Herb often sends me stories, but here’s a story about Herb Gardner that Henry Newberger gave me: Herb and Barry Bryson were playing a Dixieland funeral at the Bronx Botanical Garden one Saturday morning. The band was good, the pay was reasonable, the weather was balmy, and the funeral attendees were fans of the music, but Herb said to Barry, “I hate this gig.” Barry asked the reason, and Herb said, “One less fan!”

John Altman, in London, once got a call to score a commercial for the British Health Education Council. It was to be for flute, harp and strings. He said, “I arrived early at the studio to find the client already there and with that look on his face I am so used to. I couldn’t imagine what the problem could be, as I was the only person there apart from the engineer. ‘Is something wrong?” I asked. He muttered, ‘How loud are you going to have those castanets?’ I was about to explain that there was no one in the studio yet, especially no percussionist, when the engineer pressed the talkback and said to his assistant, ‘Okay, can I hear mike number four, please?’ The resulting scratching on the mike sent the client into convulsions.”
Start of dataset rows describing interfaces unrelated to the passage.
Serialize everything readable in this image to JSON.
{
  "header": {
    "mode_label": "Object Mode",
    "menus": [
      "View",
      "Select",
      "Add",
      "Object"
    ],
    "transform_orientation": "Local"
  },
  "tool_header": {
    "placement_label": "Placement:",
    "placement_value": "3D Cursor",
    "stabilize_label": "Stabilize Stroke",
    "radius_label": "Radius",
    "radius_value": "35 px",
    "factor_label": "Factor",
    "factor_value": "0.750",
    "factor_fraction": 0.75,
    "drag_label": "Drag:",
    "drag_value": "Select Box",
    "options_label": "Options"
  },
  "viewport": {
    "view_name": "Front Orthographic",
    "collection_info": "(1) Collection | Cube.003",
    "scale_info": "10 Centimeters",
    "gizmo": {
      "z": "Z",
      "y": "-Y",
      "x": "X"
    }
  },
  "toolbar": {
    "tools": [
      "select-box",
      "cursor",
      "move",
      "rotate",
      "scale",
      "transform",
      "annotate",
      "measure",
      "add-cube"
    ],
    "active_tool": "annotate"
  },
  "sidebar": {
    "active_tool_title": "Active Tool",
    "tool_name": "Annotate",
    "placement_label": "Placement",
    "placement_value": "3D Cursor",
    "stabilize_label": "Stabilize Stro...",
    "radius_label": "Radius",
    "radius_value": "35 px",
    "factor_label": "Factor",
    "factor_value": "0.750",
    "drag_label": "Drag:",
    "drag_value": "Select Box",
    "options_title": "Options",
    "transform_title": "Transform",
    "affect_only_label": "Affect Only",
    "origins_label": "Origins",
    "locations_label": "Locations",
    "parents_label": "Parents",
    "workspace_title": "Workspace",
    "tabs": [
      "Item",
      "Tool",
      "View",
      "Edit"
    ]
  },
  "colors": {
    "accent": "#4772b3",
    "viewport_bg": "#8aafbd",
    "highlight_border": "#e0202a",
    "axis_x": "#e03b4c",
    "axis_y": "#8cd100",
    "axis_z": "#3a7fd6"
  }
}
In the 1970s, William Zinn was concertmaster of the Goldorsky Opera Company. On a bus tour, they stayed at a motel that was updating their TV sets from black and white to color, and Zinn discovered that the manager was offering 40 old sets at $40 each. He offered to buy the whole lot at half price, and the deal was made. Then Zinn sold 39 of the sets to the orchestra and cast for $21 each, which left him with a TV that cost him a dollar. They loaded the bus with the TV sets and the wall brackets that came with them, and when the driver delivered the company to Carnegie Hall, the sidewalk was piled with luggage, instruments and television sets just as an audience arrived for an evening concert. Taxis jammed the streets in all directions, and there was much confusion until things finally got sorted out.

Famed clarinetist Charlie Russo told me that as a teenager he worshipped Benny Goodman. He had found a life size cardboard cut-out photo of him that had been used as a theatre advertisement, and kept it in his room at home, over his mother’s protestations. Many years later Charlie met Bill Hyland, a very good amateur clarinetist who became attorney general of New Jersey. Hyland was a good friend of Goodman’s, and knew that Benny was scheduled to go to England to play some recitals including the Brahms sonatas. He asked Charlie if he would be willing to coach Benny sometime, and Charlie agreed. Later he was invited to Benny’s New York apartment, where they worked on musical ideas and interpretations. That night Charlie spoke to his mother on the phone, but decided not to tell her about the meeting with his old idol. He was afraid the conversation would go like this: “I just got back from giving Benny Goodman a lesson.” “Oh sure, and I just got back from having tea with the Queen of England!”

Michael Weiss came across a letter he received from a prospective client about twenty years ago, when he was contracting jazz groups for weddings:

“Dear Mr. Weiss,

After careful consideration, my finance and I have decided not to use your services at our wedding…”